Neven Mimica, European Commissioner for International Co-operation and Development, explains that only a global movement will end violence against women and girls.
Violence against women and girls is omnipresent and persistent – affecting all nations, generations, and every corner of our societies. One in every three women – that’s one billion – have reportedly suffered violence or abuse in their lifetime. The real magnitude can easily be higher as we know that abuse is usually under-reported, thriving in silence. This is a global problem of immense proportions. And it is simply unacceptable!
What is the Spotlight Initiative?
This is why the European Union, in partnership with the United Nations, launched the ‘Spotlight Initiative’ last September. With €500 million of initial funding, this unprecedented joint action aims to cast light on violence against women and girls all around the world; women and girls trafficked for sexual and labour exploitation, those threatened with domestic and gender-based violence, femicide, and all forms of harmful practices, including female genital mutilation (FGM).
Such a bold display of partnership and resolve could not have come at a more significant moment. The recent #MeToo campaign has triggered a global chain reaction, emboldening millions of people – especially women – around the world to speak out and to inspire others, like the recent #TimesUp campaign. These highlight the sheer scale of this scourge, but also the strength and determination to put an end to violence and discrimination once and for all.
With the #SpotlightENDViolence we also want to spark a global movement. We want to work hand in hand with everyone from the grassroots levels to the highest offices: men and boys; women and girls, politicians and CEOs, survivors and activists. We have put our money where our mouth is, and now we’re calling on all partners to join us and help transform women’s lives to the better.
What will the Spotlight Initiative focus on?
Our ‘Spotlight Initiative’ will support concrete and targeted measures to eliminate all forms of violence. We will prioritise prevention, protection, and the provision of services, alongside broader efforts to ensure women’s economic empowerment and their participation in all aspects of society.
We need to debunk myths about gender that concern both women and men. Men and boys can both be part of the problem and make up the solution. We need to get them on board to maximise our impact. We need to address deep-seated cultural and societal norms that underpin the unequal treatment of women and girls.
In many places, legal frameworks in favour of women are already in place. But when it comes to implementing the positive laws that have been passed, local customs and cultural or religious traditions often prevail. To take merely one example: despite female genital mutilation and cutting being illegal in almost all of the EU’s partner countries, it is still widely, and profoundly, practised.

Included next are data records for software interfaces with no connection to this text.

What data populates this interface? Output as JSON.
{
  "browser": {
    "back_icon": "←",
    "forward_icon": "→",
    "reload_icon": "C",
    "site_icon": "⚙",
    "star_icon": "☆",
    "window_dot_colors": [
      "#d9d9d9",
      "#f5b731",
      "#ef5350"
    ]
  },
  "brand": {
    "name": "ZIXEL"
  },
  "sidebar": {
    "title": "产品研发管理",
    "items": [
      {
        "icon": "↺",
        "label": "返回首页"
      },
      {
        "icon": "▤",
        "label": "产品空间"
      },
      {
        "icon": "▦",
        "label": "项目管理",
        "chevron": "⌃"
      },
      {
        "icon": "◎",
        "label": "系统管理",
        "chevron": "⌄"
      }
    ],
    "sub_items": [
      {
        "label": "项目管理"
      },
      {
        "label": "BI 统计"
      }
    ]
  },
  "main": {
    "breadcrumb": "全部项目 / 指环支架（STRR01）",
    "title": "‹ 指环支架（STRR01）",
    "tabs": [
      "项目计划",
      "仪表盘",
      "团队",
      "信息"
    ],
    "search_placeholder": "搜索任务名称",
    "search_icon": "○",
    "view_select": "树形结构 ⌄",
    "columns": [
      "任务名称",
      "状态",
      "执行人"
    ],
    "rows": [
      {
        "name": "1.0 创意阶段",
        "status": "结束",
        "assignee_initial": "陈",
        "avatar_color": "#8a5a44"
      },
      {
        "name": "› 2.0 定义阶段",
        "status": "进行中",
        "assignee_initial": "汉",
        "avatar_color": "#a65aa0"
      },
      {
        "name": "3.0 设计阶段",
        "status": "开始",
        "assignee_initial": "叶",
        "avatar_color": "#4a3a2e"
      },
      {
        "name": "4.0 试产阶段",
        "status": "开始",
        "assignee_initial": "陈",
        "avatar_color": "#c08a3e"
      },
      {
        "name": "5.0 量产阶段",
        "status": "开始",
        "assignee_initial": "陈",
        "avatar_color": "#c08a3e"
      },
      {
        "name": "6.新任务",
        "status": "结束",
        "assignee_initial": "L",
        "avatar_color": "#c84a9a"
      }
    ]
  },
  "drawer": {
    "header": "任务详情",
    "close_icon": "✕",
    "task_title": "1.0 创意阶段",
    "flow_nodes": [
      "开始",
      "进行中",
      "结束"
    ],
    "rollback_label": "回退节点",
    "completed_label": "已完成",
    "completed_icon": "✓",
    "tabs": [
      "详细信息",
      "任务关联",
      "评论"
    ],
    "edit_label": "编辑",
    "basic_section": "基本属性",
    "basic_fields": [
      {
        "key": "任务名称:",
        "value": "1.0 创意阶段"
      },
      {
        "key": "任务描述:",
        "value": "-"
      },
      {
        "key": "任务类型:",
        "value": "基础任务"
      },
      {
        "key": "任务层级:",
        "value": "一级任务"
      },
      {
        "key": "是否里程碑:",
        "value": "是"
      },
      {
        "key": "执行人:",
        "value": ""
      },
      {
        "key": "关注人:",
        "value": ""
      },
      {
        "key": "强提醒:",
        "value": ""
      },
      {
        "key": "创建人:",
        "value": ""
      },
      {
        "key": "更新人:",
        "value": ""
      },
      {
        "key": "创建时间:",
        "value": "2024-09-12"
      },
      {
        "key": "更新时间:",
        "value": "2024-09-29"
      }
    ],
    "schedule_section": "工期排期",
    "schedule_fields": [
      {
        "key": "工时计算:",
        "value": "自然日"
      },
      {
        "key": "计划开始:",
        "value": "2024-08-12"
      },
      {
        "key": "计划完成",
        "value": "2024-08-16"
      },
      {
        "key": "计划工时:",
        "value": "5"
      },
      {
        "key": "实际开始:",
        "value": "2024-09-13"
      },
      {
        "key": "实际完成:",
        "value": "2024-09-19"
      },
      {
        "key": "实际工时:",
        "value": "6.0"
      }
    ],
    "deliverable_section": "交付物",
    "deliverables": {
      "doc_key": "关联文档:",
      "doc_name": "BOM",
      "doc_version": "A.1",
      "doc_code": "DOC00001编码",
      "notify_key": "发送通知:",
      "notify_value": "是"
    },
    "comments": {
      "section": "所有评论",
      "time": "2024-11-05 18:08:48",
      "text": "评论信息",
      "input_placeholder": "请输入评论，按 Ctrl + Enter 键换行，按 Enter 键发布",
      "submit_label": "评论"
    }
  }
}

So, while we must continue to close the gaps and inequalities in legislation where they exist, we also need to scale up our support for existing programmes, gain better evidence, and ensure women’s and girls’ access to justice. Most crucially, we need to shift deep-rooted mindsets and attitudes. While they sometimes may seem immovable, I am firmly convinced they are not.
BOTSWANA – ‘Enough is enough’
Boitumelo Joyce Ramphaleng, has five children and has experienced a horrible marriage.
“I tried by all means to make it a success. But there came a point when I realised that I might end up losing my life. I knew then that I had to make a change. Because life comes first. If you have children and they happen to experience such cruelty in a couple, they will end up copying what you are doing.
“There was a moment where I even thought that maybe I’d be better off dead. At the same time I thought of my children and how young they were….
“After the umpteenth violent quarrel, my husband broke my harm and I eventually decided to disappear. I took 20 pills and I ended up at the hospital where I remained for two weeks.”
She then met a lady.
“We were received with open arms at the Kagisano Society Women’s Shelter,” her daughter Agisanyang said. “And we started getting help. We were taken to a safe house, where we received help physically, emotionally and in all areas.”
In Botswana, two out of three women have experienced gender-based violence during their lifetime, which makes it a pressing human rights issue.
The EU is supporting local NGO Kagisano Women’s shelter to reach out with dramatised real life stories on national television and with messages of non-acceptance.
We need to start engaging all men and women, local leaders, teachers, the media, in our efforts to ensure a brighter, more equal and better society for all. In my role as European Commissioner for International Cooperation and Development, but also as a father, a grandfather, a colleague, and a feminist, I will do everything in my power to ensure that women and girls – who represent half the world’s population and half of its potential – have a voice and a choice. Join me!
Join us at the European Development Days 2018.
Follow the debate on social media: #EDD18 #shEDDs
Commissioner responsible for International Co-operation and Development